** Opening DATA EXTRACT block **

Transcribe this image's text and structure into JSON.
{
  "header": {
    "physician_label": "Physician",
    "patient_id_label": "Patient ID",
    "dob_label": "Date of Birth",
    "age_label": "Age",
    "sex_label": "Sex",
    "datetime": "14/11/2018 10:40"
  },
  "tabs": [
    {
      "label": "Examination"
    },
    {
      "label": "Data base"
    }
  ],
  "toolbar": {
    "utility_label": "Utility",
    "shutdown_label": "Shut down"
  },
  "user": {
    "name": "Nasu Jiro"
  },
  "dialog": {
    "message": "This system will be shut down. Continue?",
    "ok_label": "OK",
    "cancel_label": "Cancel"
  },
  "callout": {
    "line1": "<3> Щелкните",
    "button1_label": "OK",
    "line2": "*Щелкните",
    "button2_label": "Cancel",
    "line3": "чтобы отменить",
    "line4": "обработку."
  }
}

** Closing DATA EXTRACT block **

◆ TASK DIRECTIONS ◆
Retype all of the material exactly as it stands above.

◆ EXERCISE RESULT ◆
Transcribe this image's text and structure into JSON.
{
  "header": {
    "physician_label": "Physician",
    "patient_id_label": "Patient ID",
    "dob_label": "Date of Birth",
    "age_label": "Age",
    "sex_label": "Sex",
    "datetime": "14/11/2018 10:40"
  },
  "tabs": [
    {
      "label": "Examination"
    },
    {
      "label": "Data base"
    }
  ],
  "toolbar": {
    "utility_label": "Utility",
    "shutdown_label": "Shut down"
  },
  "user": {
    "name": "Nasu Jiro"
  },
  "dialog": {
    "message": "This system will be shut down. Continue?",
    "ok_label": "OK",
    "cancel_label": "Cancel"
  },
  "callout": {
    "line1": "<3> Щелкните",
    "button1_label": "OK",
    "line2": "*Щелкните",
    "button2_label": "Cancel",
    "line3": "чтобы отменить",
    "line4": "обработку."
  }
}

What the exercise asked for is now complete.